The way tour dates are typically arranged, the venue offers the band a base payment, called the “guarantee.” It can range from a few hundred dollars to thousands or tens of thousands, depending on the size of the venue and the fame of the artist. The artist then often receives a percentage of ticket sales in addition to the guarantee, once the venue has taken a set cut for its expenses and profit.
The soul artist D'Angelo and his band The Vanguard is on a very successful world tour this summer, and played to a 1,500-person sold-out crowd in Portland, Oregon, in August before continuing on to Seattle and Japan. Tour manager Tina Farris says festivals are good, easy money, but it's the smaller cities and venues the artist plays in between that can make or break a tour.

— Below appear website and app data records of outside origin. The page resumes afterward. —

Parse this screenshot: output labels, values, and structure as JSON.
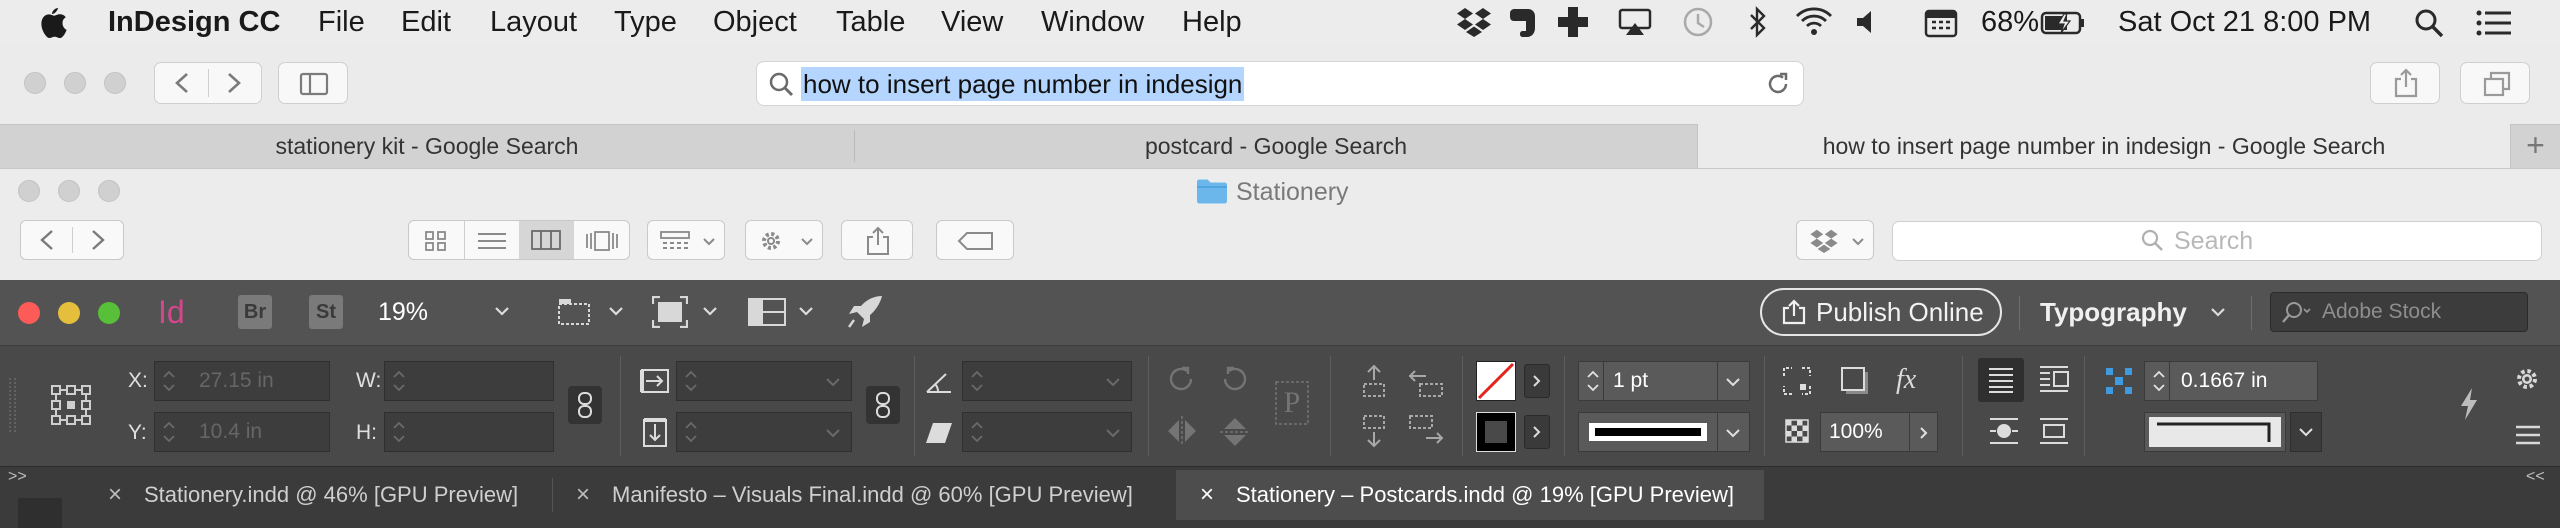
{
  "menubar": {
    "apple": "",
    "app_name": "InDesign CC",
    "items": [
      "File",
      "Edit",
      "Layout",
      "Type",
      "Object",
      "Table",
      "View",
      "Window",
      "Help"
    ],
    "battery": "68%",
    "datetime": "Sat Oct 21  8:00 PM"
  },
  "browser": {
    "url": "how to insert page number in indesign",
    "tabs": [
      {
        "label": "stationery kit - Google Search",
        "active": false
      },
      {
        "label": "postcard - Google Search",
        "active": false
      },
      {
        "label": "how to insert page number in indesign - Google Search",
        "active": true
      }
    ],
    "new_tab": "+"
  },
  "finder": {
    "title": "Stationery",
    "search_placeholder": "Search"
  },
  "indesign": {
    "badges": {
      "id": "Id",
      "br": "Br",
      "st": "St"
    },
    "zoom": "19%",
    "publish_label": "Publish Online",
    "workspace": "Typography",
    "stock_placeholder": "Adobe Stock",
    "control": {
      "x_label": "X:",
      "y_label": "Y:",
      "w_label": "W:",
      "h_label": "H:",
      "x_value": "27.15 in",
      "y_value": "10.4 in",
      "stroke_weight": "1 pt",
      "opacity": "100%",
      "offset": "0.1667 in"
    },
    "doc_tabs": [
      {
        "label": "Stationery.indd @ 46% [GPU Preview]",
        "active": false
      },
      {
        "label": "Manifesto – Visuals Final.indd @ 60% [GPU Preview]",
        "active": false
      },
      {
        "label": "Stationery – Postcards.indd @ 19% [GPU Preview]",
        "active": true
      }
    ],
    "close_glyph": "×"
  },
  "colors": {
    "indesign_pink": "#d4478a",
    "close_red": "#fc5b57",
    "minimize_yellow": "#e5bf3c",
    "zoom_green": "#57c038",
    "url_highlight": "#b4d5fe",
    "folder_blue": "#6bb7ec"
  }
}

“You do smaller shows to fill in those days off so you can keep your same staff on tour, otherwise you’re just spending money and not getting anything back," says Farris. “And keeping the smaller shows going is what keeps the mystique about the artist. The festivals are fun and everybody gets to party, but I prefer D’Angelo any day in a 1,500-seat room than a giant festival.” And she says with the decline in recorded music sales, touring is no longer optional for artists. “Everybody has to come out and tour to make money. That’s why you see the resurgence of the Eagles, they’re finally doing it, the 'last tour.' George Clinton’s going to do the 'last tour.'”
“It’s the crunch on the middle class,” Johnson says, “it’s hard for bands to make ends meet.” He says a sparsely-sold show may not pay the band enough to cover gas for the tour vans, food, hotel rooms and the crew. That’s why bands just starting out sometimes try to stay with friends or fans along the way.
Johnson says a band that’s invited to open for a big act on tour might be paid as little as $250 or $300 dollars per gig. Still, the tour could be worth it — to help the opening band build buzz, sell merchandise and get people who hear them live to pay to download their music later.
He knows of one up-and-coming bluegrass-Americana band, he says, that “got an opportunity to open up on a national tour for one of the heaviest hitters in bluegrass-Americana. That tour has opened up all of the East Coast markets to them, it was undoubtedly the best plan. But they lost at least $8,000 to $10,000 in a month.”
Our conclusion: Where a band stops on a tour is about the money — especially when the artist can line up several lucrative festivals that don’t require much additional marketing and expense on the artist’s part. But money isn’t the only consideration in tour planning. Bands may chose to fill in a tour calendar with venues that aren’t guaranteed to pay top dollar, but can provide exposure, new fans, media and social media buzz.